REQUIREMENT – A word-for-word restatement of the listing is the only acceptable answer.

MATERIAL PROVIDED –

────

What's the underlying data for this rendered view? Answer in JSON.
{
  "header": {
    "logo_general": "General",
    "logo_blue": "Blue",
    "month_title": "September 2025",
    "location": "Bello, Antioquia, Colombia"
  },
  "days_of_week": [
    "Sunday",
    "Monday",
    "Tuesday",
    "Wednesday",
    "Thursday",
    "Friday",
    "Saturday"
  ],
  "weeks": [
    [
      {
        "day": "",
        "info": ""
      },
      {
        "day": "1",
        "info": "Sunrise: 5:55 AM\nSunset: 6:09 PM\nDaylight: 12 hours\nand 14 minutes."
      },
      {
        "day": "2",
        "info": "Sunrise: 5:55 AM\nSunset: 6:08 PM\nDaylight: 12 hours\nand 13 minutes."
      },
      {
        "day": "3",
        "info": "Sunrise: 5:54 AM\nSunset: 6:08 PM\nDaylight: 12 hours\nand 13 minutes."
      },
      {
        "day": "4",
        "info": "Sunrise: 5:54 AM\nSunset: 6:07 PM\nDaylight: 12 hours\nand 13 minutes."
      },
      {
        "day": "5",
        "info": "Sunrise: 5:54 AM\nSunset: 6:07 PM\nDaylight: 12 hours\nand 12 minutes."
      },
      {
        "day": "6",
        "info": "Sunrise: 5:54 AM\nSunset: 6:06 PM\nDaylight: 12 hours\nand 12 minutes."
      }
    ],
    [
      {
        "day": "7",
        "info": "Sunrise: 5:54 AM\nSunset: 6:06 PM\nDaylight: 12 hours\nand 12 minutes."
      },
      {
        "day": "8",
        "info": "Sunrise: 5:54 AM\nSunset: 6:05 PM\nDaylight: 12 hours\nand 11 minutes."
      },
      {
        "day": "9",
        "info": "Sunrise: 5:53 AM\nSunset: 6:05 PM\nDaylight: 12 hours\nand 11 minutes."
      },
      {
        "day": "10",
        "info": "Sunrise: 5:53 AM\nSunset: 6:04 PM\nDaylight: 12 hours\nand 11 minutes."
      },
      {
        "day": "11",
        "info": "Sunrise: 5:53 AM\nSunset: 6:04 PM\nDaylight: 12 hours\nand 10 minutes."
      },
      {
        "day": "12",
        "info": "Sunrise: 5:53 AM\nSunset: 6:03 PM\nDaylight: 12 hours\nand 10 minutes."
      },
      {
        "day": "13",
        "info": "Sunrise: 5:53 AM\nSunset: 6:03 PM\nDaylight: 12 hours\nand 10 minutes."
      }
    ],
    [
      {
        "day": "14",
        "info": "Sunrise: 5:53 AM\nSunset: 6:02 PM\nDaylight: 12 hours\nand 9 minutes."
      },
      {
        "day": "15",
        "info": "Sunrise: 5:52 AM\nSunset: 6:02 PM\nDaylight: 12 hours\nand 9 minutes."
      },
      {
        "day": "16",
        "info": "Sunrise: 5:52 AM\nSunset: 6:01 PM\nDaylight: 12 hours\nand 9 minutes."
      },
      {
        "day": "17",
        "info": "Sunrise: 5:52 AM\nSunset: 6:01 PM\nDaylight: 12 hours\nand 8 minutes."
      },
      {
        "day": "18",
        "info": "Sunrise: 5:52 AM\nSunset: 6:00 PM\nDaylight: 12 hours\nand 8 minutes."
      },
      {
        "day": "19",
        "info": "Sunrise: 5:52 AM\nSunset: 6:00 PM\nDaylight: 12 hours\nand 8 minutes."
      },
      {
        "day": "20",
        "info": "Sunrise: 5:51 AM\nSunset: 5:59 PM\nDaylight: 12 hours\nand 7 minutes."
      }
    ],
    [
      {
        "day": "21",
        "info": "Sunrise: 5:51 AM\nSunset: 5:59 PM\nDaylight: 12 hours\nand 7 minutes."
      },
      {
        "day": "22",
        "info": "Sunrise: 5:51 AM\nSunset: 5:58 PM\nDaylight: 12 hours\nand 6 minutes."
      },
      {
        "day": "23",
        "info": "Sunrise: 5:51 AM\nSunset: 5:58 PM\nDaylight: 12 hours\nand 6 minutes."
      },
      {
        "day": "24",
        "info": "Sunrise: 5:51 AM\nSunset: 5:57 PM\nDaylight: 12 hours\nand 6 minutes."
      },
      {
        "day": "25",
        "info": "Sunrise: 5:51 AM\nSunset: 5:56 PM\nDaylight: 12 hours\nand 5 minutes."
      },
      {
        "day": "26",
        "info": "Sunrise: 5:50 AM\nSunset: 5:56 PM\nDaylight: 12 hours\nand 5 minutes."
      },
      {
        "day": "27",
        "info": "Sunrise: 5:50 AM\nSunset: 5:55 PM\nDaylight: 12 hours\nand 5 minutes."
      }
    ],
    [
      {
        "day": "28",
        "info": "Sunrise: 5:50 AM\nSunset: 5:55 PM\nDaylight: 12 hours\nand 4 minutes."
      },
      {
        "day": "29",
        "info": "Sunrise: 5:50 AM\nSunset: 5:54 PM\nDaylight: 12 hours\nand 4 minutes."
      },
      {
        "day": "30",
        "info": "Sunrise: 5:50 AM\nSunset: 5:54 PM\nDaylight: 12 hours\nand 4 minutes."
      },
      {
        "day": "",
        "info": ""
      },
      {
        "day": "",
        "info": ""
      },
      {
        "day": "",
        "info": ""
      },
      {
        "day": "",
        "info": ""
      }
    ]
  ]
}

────

ANSWER AREA –
What's the underlying data for this rendered view? Answer in JSON.
{
  "header": {
    "logo_general": "General",
    "logo_blue": "Blue",
    "month_title": "September 2025",
    "location": "Bello, Antioquia, Colombia"
  },
  "days_of_week": [
    "Sunday",
    "Monday",
    "Tuesday",
    "Wednesday",
    "Thursday",
    "Friday",
    "Saturday"
  ],
  "weeks": [
    [
      {
        "day": "",
        "info": ""
      },
      {
        "day": "1",
        "info": "Sunrise: 5:55 AM\nSunset: 6:09 PM\nDaylight: 12 hours\nand 14 minutes."
      },
      {
        "day": "2",
        "info": "Sunrise: 5:55 AM\nSunset: 6:08 PM\nDaylight: 12 hours\nand 13 minutes."
      },
      {
        "day": "3",
        "info": "Sunrise: 5:54 AM\nSunset: 6:08 PM\nDaylight: 12 hours\nand 13 minutes."
      },
      {
        "day": "4",
        "info": "Sunrise: 5:54 AM\nSunset: 6:07 PM\nDaylight: 12 hours\nand 13 minutes."
      },
      {
        "day": "5",
        "info": "Sunrise: 5:54 AM\nSunset: 6:07 PM\nDaylight: 12 hours\nand 12 minutes."
      },
      {
        "day": "6",
        "info": "Sunrise: 5:54 AM\nSunset: 6:06 PM\nDaylight: 12 hours\nand 12 minutes."
      }
    ],
    [
      {
        "day": "7",
        "info": "Sunrise: 5:54 AM\nSunset: 6:06 PM\nDaylight: 12 hours\nand 12 minutes."
      },
      {
        "day": "8",
        "info": "Sunrise: 5:54 AM\nSunset: 6:05 PM\nDaylight: 12 hours\nand 11 minutes."
      },
      {
        "day": "9",
        "info": "Sunrise: 5:53 AM\nSunset: 6:05 PM\nDaylight: 12 hours\nand 11 minutes."
      },
      {
        "day": "10",
        "info": "Sunrise: 5:53 AM\nSunset: 6:04 PM\nDaylight: 12 hours\nand 11 minutes."
      },
      {
        "day": "11",
        "info": "Sunrise: 5:53 AM\nSunset: 6:04 PM\nDaylight: 12 hours\nand 10 minutes."
      },
      {
        "day": "12",
        "info": "Sunrise: 5:53 AM\nSunset: 6:03 PM\nDaylight: 12 hours\nand 10 minutes."
      },
      {
        "day": "13",
        "info": "Sunrise: 5:53 AM\nSunset: 6:03 PM\nDaylight: 12 hours\nand 10 minutes."
      }
    ],
    [
      {
        "day": "14",
        "info": "Sunrise: 5:53 AM\nSunset: 6:02 PM\nDaylight: 12 hours\nand 9 minutes."
      },
      {
        "day": "15",
        "info": "Sunrise: 5:52 AM\nSunset: 6:02 PM\nDaylight: 12 hours\nand 9 minutes."
      },
      {
        "day": "16",
        "info": "Sunrise: 5:52 AM\nSunset: 6:01 PM\nDaylight: 12 hours\nand 9 minutes."
      },
      {
        "day": "17",
        "info": "Sunrise: 5:52 AM\nSunset: 6:01 PM\nDaylight: 12 hours\nand 8 minutes."
      },
      {
        "day": "18",
        "info": "Sunrise: 5:52 AM\nSunset: 6:00 PM\nDaylight: 12 hours\nand 8 minutes."
      },
      {
        "day": "19",
        "info": "Sunrise: 5:52 AM\nSunset: 6:00 PM\nDaylight: 12 hours\nand 8 minutes."
      },
      {
        "day": "20",
        "info": "Sunrise: 5:51 AM\nSunset: 5:59 PM\nDaylight: 12 hours\nand 7 minutes."
      }
    ],
    [
      {
        "day": "21",
        "info": "Sunrise: 5:51 AM\nSunset: 5:59 PM\nDaylight: 12 hours\nand 7 minutes."
      },
      {
        "day": "22",
        "info": "Sunrise: 5:51 AM\nSunset: 5:58 PM\nDaylight: 12 hours\nand 6 minutes."
      },
      {
        "day": "23",
        "info": "Sunrise: 5:51 AM\nSunset: 5:58 PM\nDaylight: 12 hours\nand 6 minutes."
      },
      {
        "day": "24",
        "info": "Sunrise: 5:51 AM\nSunset: 5:57 PM\nDaylight: 12 hours\nand 6 minutes."
      },
      {
        "day": "25",
        "info": "Sunrise: 5:51 AM\nSunset: 5:56 PM\nDaylight: 12 hours\nand 5 minutes."
      },
      {
        "day": "26",
        "info": "Sunrise: 5:50 AM\nSunset: 5:56 PM\nDaylight: 12 hours\nand 5 minutes."
      },
      {
        "day": "27",
        "info": "Sunrise: 5:50 AM\nSunset: 5:55 PM\nDaylight: 12 hours\nand 5 minutes."
      }
    ],
    [
      {
        "day": "28",
        "info": "Sunrise: 5:50 AM\nSunset: 5:55 PM\nDaylight: 12 hours\nand 4 minutes."
      },
      {
        "day": "29",
        "info": "Sunrise: 5:50 AM\nSunset: 5:54 PM\nDaylight: 12 hours\nand 4 minutes."
      },
      {
        "day": "30",
        "info": "Sunrise: 5:50 AM\nSunset: 5:54 PM\nDaylight: 12 hours\nand 4 minutes."
      },
      {
        "day": "",
        "info": ""
      },
      {
        "day": "",
        "info": ""
      },
      {
        "day": "",
        "info": ""
      },
      {
        "day": "",
        "info": ""
      }
    ]
  ]
}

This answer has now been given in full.